The paper can be accessed here.
I stopped in Copenhagen on my way back to the US and gave a talk at the Copenhagen Institute of Interaction Design (CIID) on invitation from David Gauthier who is currently a faculty there and Amanda Parkes, who was teaching a summer course there.
CIID was great and very focused interaction design school, I was impressed by students and overall set up there. Students seemed to be impressed by TeslaTouch. And Copenhagen was a lot of fun.
We instrumented a small handheld projector with motion sensors and developed a range of interaction principles that allow users to control virtual projected characters by gesturing with the projection device. To guide the design of these principles we have drawn from techniques used by artists in 2D animation and comic art, such as shown below. We then developed a number of projection games, such as racing and treasure hunt, that demonstrated feasibility of these techniques.
In the future we see MotionBeam as a key component in the new ‘game projector’ platforms, where the real world becomes a playground and users interact directly with each other and the environment using small yet powerful mobile devices with embedded pico projectors.
MotionBeam was developed at Disney Research Pittsburgh by Karl Willis, Takaaki Shiratori and myself. A full paper on this project was presented at the ACM CHI 2011 conference. Here you can download both paper and video describing MotionBeam design and applications.
We presented several new projects from Interaction Group, Disney Research, Pittsburgh at CHI 2011 conference on May 7-12 in Vancouver, Canada:
I will describe each project in more details in later posts.
While visiting Russia I gave a talk in British Higher School of Art and Design in Moscow, or simply Britannica. The school was around since 2003, it felt very modern and comparable to many of the international design school that I had visited in Europe and the US.
Talking about my work publicly in Moscow and in Russian was enjoyable yet challenging experience: I have not done for more then 15 years! Students were smart, motivated and asked a lot of questions, so overall it was a really good experience.

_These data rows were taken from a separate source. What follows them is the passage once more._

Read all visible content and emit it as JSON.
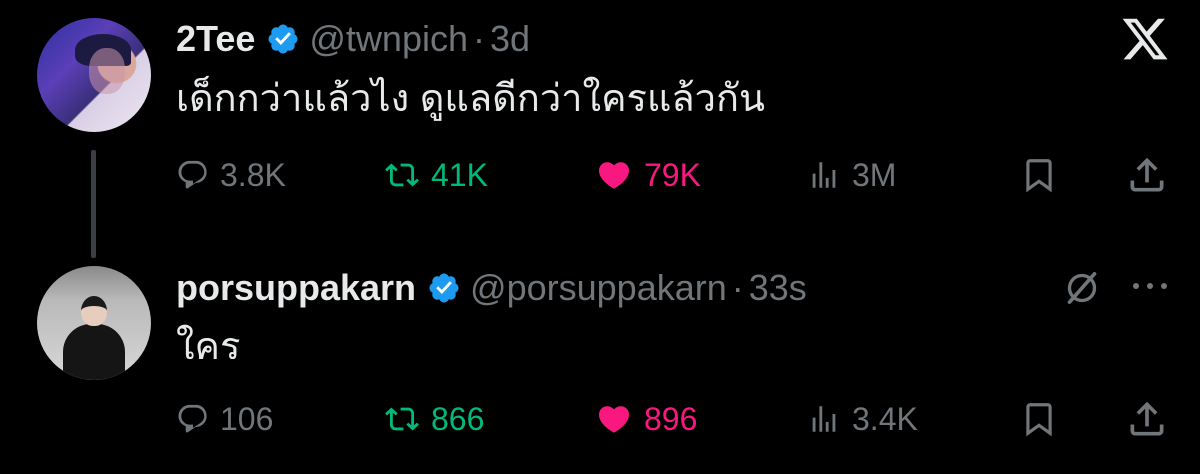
{
  "colors": {
    "background": "#000000",
    "text": "#e7e9ea",
    "muted": "#71767b",
    "retweet_active": "#00ba7c",
    "like_active": "#f91880",
    "verified": "#1d9bf0"
  },
  "tweets": [
    {
      "name": "2Tee",
      "handle": "@twnpich",
      "separator": "·",
      "time": "3d",
      "text": "เด็กกว่าแล้วไง ดูแลดีกว่าใครแล้วกัน",
      "stats": {
        "replies": "3.8K",
        "retweets": "41K",
        "likes": "79K",
        "views": "3M"
      }
    },
    {
      "name": "porsuppakarn",
      "handle": "@porsuppakarn",
      "separator": "·",
      "time": "33s",
      "text": "ใคร",
      "stats": {
        "replies": "106",
        "retweets": "866",
        "likes": "896",
        "views": "3.4K"
      }
    }
  ],
  "icons": [
    "x-logo-icon",
    "verified-badge-icon",
    "reply-icon",
    "retweet-icon",
    "like-heart-icon",
    "views-chart-icon",
    "bookmark-icon",
    "share-icon",
    "grok-icon",
    "more-icon"
  ]
}
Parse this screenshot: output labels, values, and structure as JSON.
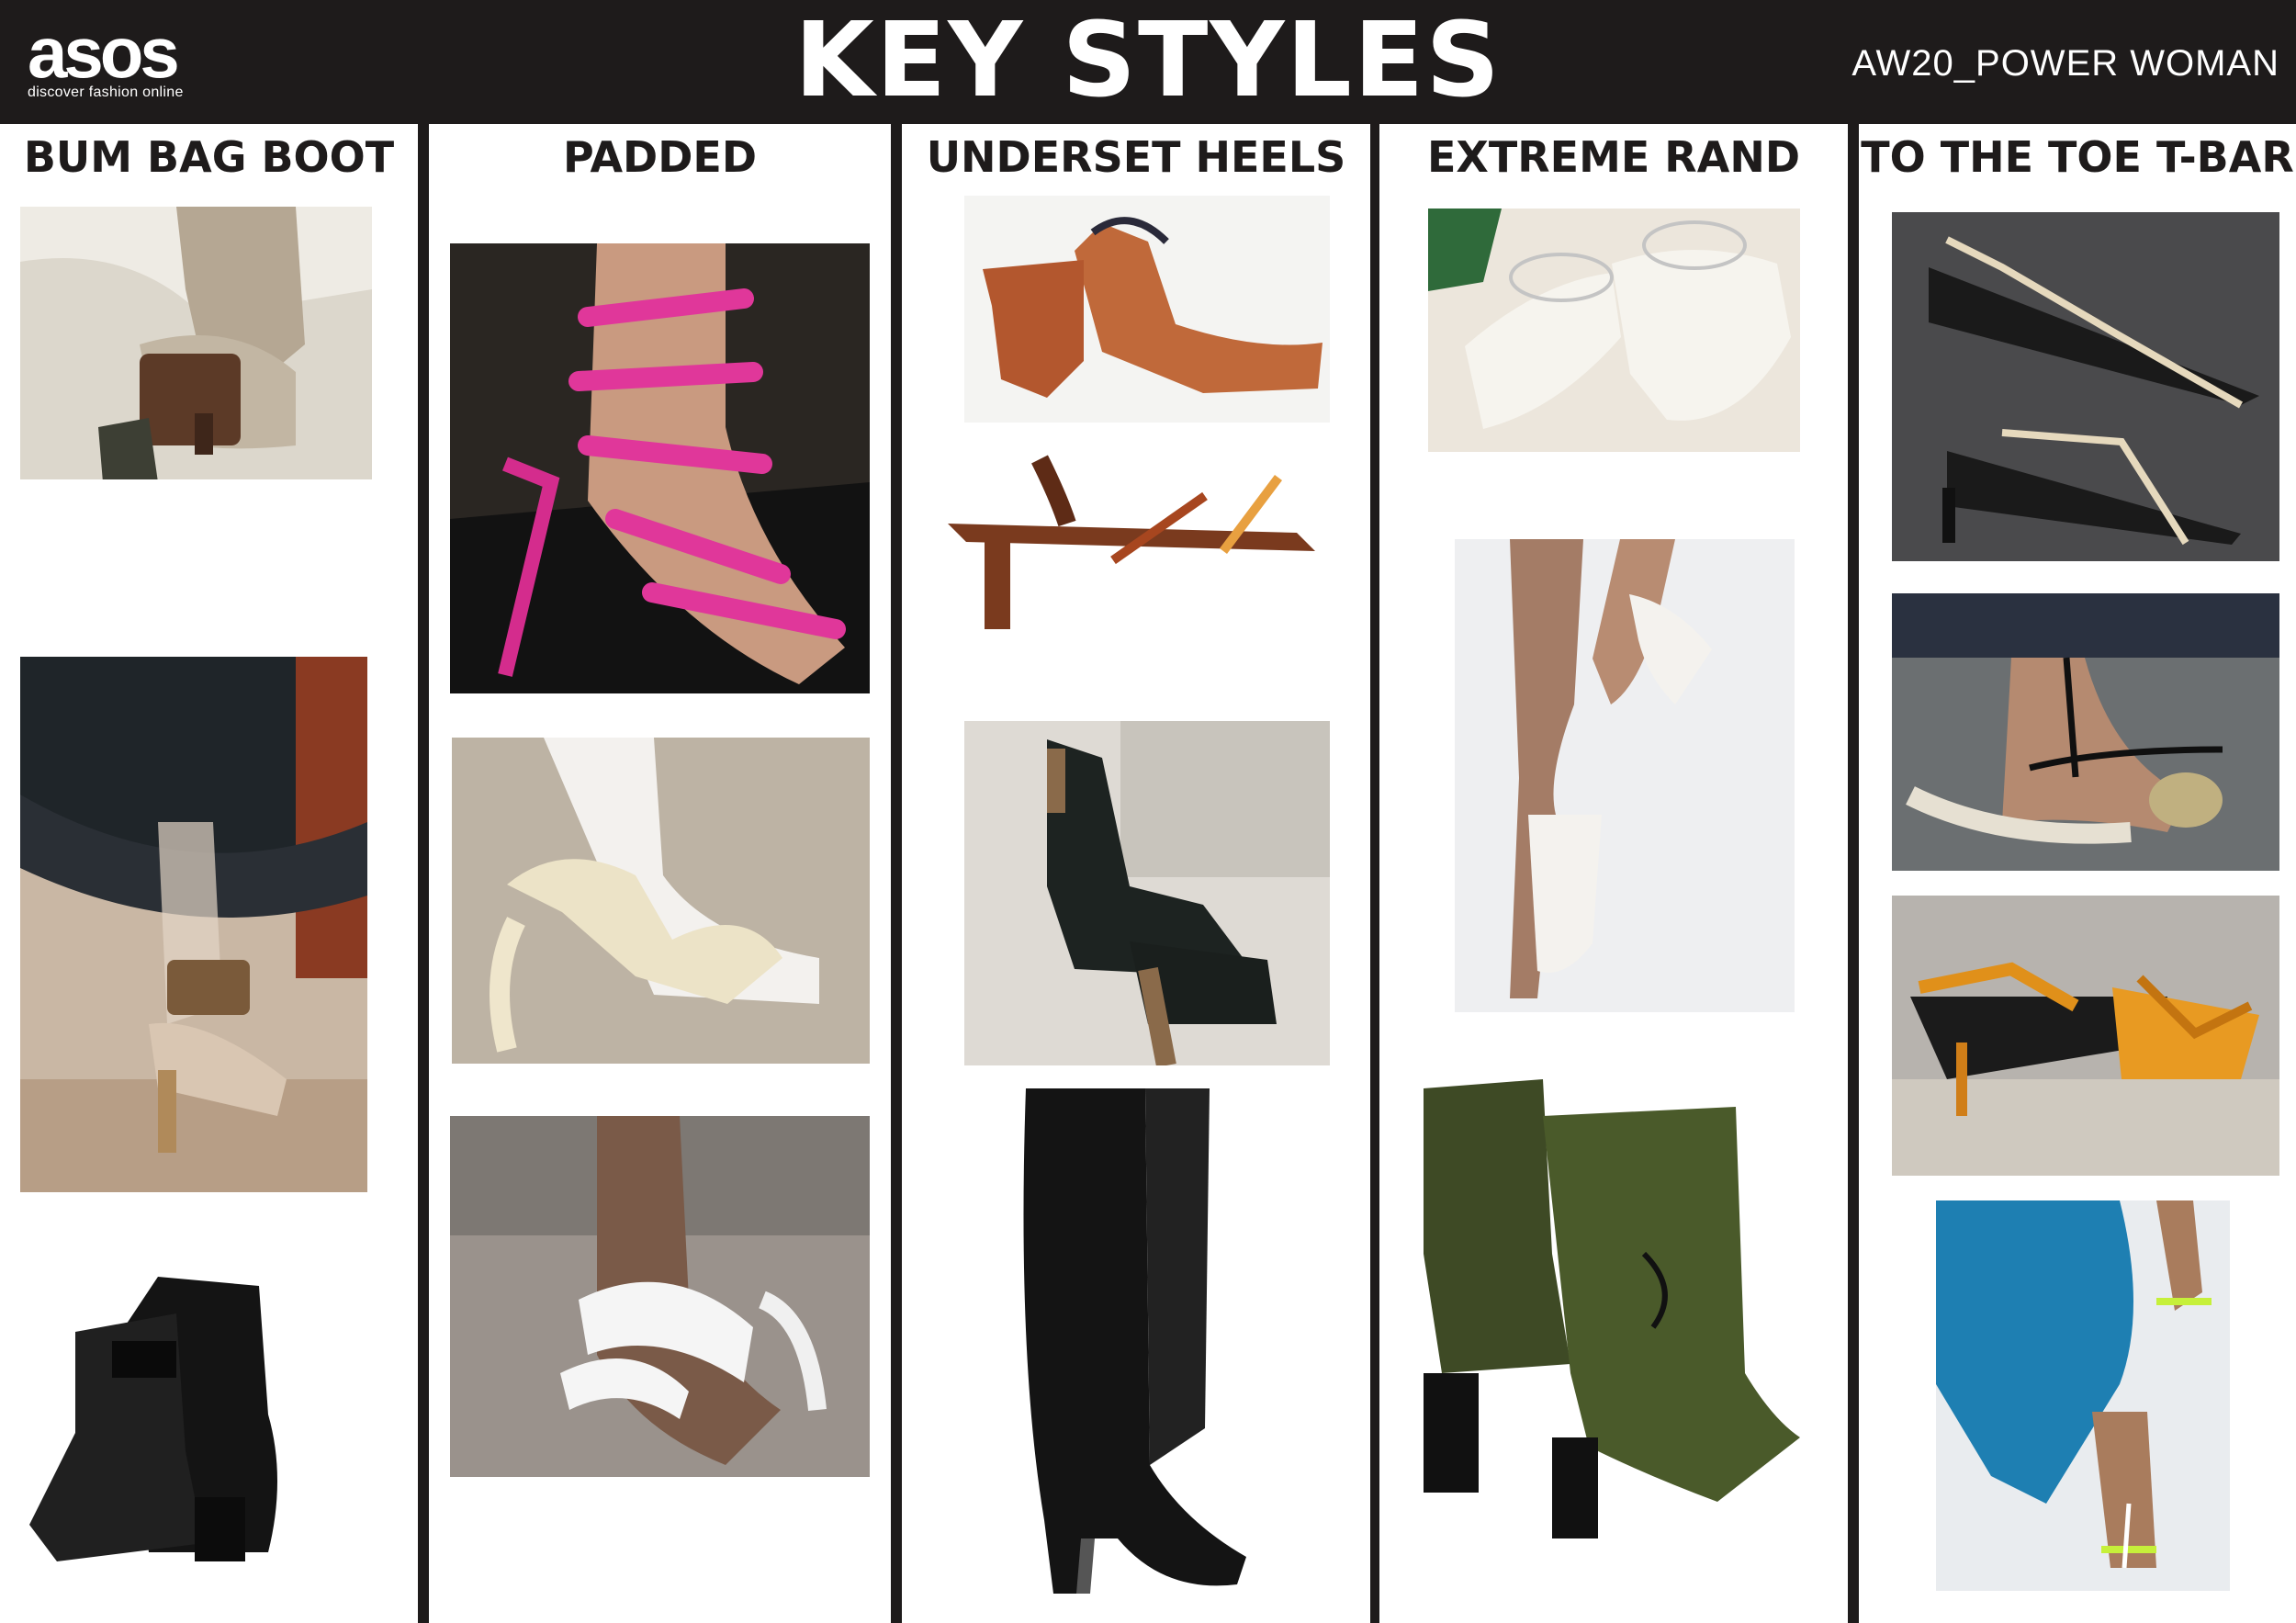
{
  "header": {
    "logo": {
      "wordmark": "asos",
      "tagline": "discover fashion online"
    },
    "title": "KEY STYLES",
    "season": "AW20_POWER WOMAN"
  },
  "columns": [
    {
      "title": "BUM BAG BOOT",
      "photos": [
        {
          "subject": "beige boot with brown leather bum bag",
          "icon": "boot-photo"
        },
        {
          "subject": "clear heeled shoe with monogram pouch",
          "icon": "shoe-photo"
        },
        {
          "subject": "black quilted lace-up ankle boots",
          "icon": "boot-photo"
        }
      ]
    },
    {
      "title": "PADDED",
      "photos": [
        {
          "subject": "pink padded strappy sandal",
          "icon": "sandal-photo"
        },
        {
          "subject": "cream padded slingback sandal",
          "icon": "sandal-photo"
        },
        {
          "subject": "white padded mule",
          "icon": "mule-photo"
        }
      ]
    },
    {
      "title": "UNDERSET HEELS",
      "photos": [
        {
          "subject": "tan square-toe slingback",
          "icon": "shoe-photo"
        },
        {
          "subject": "brown minimal strap sandal",
          "icon": "sandal-photo"
        },
        {
          "subject": "black mule with gradient heel",
          "icon": "mule-photo"
        },
        {
          "subject": "black knee-high boot",
          "icon": "boot-photo"
        }
      ]
    },
    {
      "title": "EXTREME RAND",
      "photos": [
        {
          "subject": "white studded rand flats",
          "icon": "shoe-photo"
        },
        {
          "subject": "white ankle-strap heel on runway",
          "icon": "shoe-photo"
        },
        {
          "subject": "green patent ankle boots",
          "icon": "boot-photo"
        }
      ]
    },
    {
      "title": "TO THE TOE T-BAR",
      "photos": [
        {
          "subject": "black and cream strappy kitten heel",
          "icon": "sandal-photo"
        },
        {
          "subject": "black T-bar sandal",
          "icon": "sandal-photo"
        },
        {
          "subject": "orange strappy kitten-heel mule",
          "icon": "mule-photo"
        },
        {
          "subject": "neon toe-strap sandal on runway",
          "icon": "sandal-photo"
        }
      ]
    }
  ]
}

And big thanks to Timofey Tararin for taking these photos.
We did not have a booth at the main venue, but instead rented a suit in Hard Rock Hotel and run an intense, 3-days, by-appointment-only series of meetings with some of the major companies in mobile electronics and communication business.
Despite our rather informal, under-radar presence at CES, the Orlando Sentinel run an article reporting Disney participation at CES 2011!
The photo below was taken by the reporter of ifanr.com, one of the most popular Chineese technology blogs. They wrote a very nice and amazingly detailed article about TeslaTouch and our CES demonstration.
Page Magazine, a respected design and technology magazine in Germany, ran a great two-spreads article on tangible and haptic interfaces in their January 2011 issue.
The article featured and spoke in great length about my work, in particular Lumen and TeslaTouch projects. Also, one of my favorite tangible interfaces for electronic music performance, Reactable, was featured in the article.
BBC “Click” is a TV program on technology that is broadcast over 200 countries all over the world. In their recent story they discussed emerging technologies that could aid blind in using touch screens.
“Click” mentioned TeslaTouch as one of the technologies that would make it possible in the future and included a segment of our project video.
Sony Ericsson included 12Pixels as a standard feature of its new mobile phone.
Cedar™ is exactly the type of mobile phone that we had in mind for 12Pixels: an affordable candybar-shaped handset designed to be used anywhere in the world in Asia, Africa, Middle East, Europe and Americas. Somehow we keep forgetting that more then 80% of mobile phone users do not use smart phones with touch screens! It is phones like Cedar™ that connect majority of people to each other.
In addition to 12Pixels Cedar™ has impressive specs including web access, 3G modem, nice color screen, camera and Facebook integration.
TeslaTouch is a new tactile interface technology that infuses finger-driven interfaces with physical, tactile feedback. It is based on the electrovibration principle, which can programmatically vary the friction between fingers and a touch panel. As the result, TeslaTouch requires no moving parts, unlike most of the existing tactile feedback technologies, which use vibration motors or some other mechanical devices.
When combined with an interactive graphical display, TeslaTouch enables the design of a wide variety of touch interfaces that allow the user to feel virtual elements and their properties through touch. For example, when dragging a file, the level of friction could convey the file size. Various textures and materials could be explored with fingers. Objects could be felt “snapping” into place or perhaps with a quick “rub” of email application’s icon, you could sense how many emails are unread. Finally, imagine a flat touch keyboard where the virtual keys can be felt.
TeslaTouch was developed at Disney Research Pittsburgh by Olivier Bau, Ali Israr, Chris Harrison and myself. The industrial design of TeslaTouch handheld prototype was done in collaboration with Mark Baskinger, CMU School of Design.